BEGIN Records for this exercise

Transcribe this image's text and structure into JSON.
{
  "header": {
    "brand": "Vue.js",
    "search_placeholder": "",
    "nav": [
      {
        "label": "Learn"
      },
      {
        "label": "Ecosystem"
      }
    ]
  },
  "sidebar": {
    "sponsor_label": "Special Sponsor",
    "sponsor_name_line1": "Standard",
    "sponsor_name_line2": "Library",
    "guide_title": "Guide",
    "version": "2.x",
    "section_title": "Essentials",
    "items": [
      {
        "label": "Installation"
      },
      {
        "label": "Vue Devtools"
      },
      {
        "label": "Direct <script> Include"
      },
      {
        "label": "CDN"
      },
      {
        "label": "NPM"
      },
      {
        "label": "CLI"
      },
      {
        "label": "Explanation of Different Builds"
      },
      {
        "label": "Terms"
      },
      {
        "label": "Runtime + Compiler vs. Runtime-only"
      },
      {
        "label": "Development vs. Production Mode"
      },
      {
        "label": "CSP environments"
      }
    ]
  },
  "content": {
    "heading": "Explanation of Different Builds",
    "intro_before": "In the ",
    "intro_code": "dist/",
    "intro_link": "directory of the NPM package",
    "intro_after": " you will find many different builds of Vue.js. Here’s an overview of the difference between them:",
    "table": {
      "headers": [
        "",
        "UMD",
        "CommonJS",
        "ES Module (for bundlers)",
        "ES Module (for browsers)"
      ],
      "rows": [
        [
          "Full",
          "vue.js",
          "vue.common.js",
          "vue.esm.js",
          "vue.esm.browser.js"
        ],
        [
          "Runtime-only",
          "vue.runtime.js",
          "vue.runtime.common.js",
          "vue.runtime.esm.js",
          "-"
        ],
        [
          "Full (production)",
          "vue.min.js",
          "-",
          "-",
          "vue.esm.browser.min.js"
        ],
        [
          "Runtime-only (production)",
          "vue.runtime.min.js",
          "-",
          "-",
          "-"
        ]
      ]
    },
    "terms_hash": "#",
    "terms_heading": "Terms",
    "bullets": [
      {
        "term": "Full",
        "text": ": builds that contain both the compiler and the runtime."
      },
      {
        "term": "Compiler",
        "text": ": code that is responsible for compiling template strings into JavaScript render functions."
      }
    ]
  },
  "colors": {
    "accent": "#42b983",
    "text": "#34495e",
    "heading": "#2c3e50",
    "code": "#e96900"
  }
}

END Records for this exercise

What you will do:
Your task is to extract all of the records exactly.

Solution to the problem:
Transcribe this image's text and structure into JSON.
{
  "header": {
    "brand": "Vue.js",
    "search_placeholder": "",
    "nav": [
      {
        "label": "Learn"
      },
      {
        "label": "Ecosystem"
      }
    ]
  },
  "sidebar": {
    "sponsor_label": "Special Sponsor",
    "sponsor_name_line1": "Standard",
    "sponsor_name_line2": "Library",
    "guide_title": "Guide",
    "version": "2.x",
    "section_title": "Essentials",
    "items": [
      {
        "label": "Installation"
      },
      {
        "label": "Vue Devtools"
      },
      {
        "label": "Direct <script> Include"
      },
      {
        "label": "CDN"
      },
      {
        "label": "NPM"
      },
      {
        "label": "CLI"
      },
      {
        "label": "Explanation of Different Builds"
      },
      {
        "label": "Terms"
      },
      {
        "label": "Runtime + Compiler vs. Runtime-only"
      },
      {
        "label": "Development vs. Production Mode"
      },
      {
        "label": "CSP environments"
      }
    ]
  },
  "content": {
    "heading": "Explanation of Different Builds",
    "intro_before": "In the ",
    "intro_code": "dist/",
    "intro_link": "directory of the NPM package",
    "intro_after": " you will find many different builds of Vue.js. Here’s an overview of the difference between them:",
    "table": {
      "headers": [
        "",
        "UMD",
        "CommonJS",
        "ES Module (for bundlers)",
        "ES Module (for browsers)"
      ],
      "rows": [
        [
          "Full",
          "vue.js",
          "vue.common.js",
          "vue.esm.js",
          "vue.esm.browser.js"
        ],
        [
          "Runtime-only",
          "vue.runtime.js",
          "vue.runtime.common.js",
          "vue.runtime.esm.js",
          "-"
        ],
        [
          "Full (production)",
          "vue.min.js",
          "-",
          "-",
          "vue.esm.browser.min.js"
        ],
        [
          "Runtime-only (production)",
          "vue.runtime.min.js",
          "-",
          "-",
          "-"
        ]
      ]
    },
    "terms_hash": "#",
    "terms_heading": "Terms",
    "bullets": [
      {
        "term": "Full",
        "text": ": builds that contain both the compiler and the runtime."
      },
      {
        "term": "Compiler",
        "text": ": code that is responsible for compiling template strings into JavaScript render functions."
      }
    ]
  },
  "colors": {
    "accent": "#42b983",
    "text": "#34495e",
    "heading": "#2c3e50",
    "code": "#e96900"
  }
}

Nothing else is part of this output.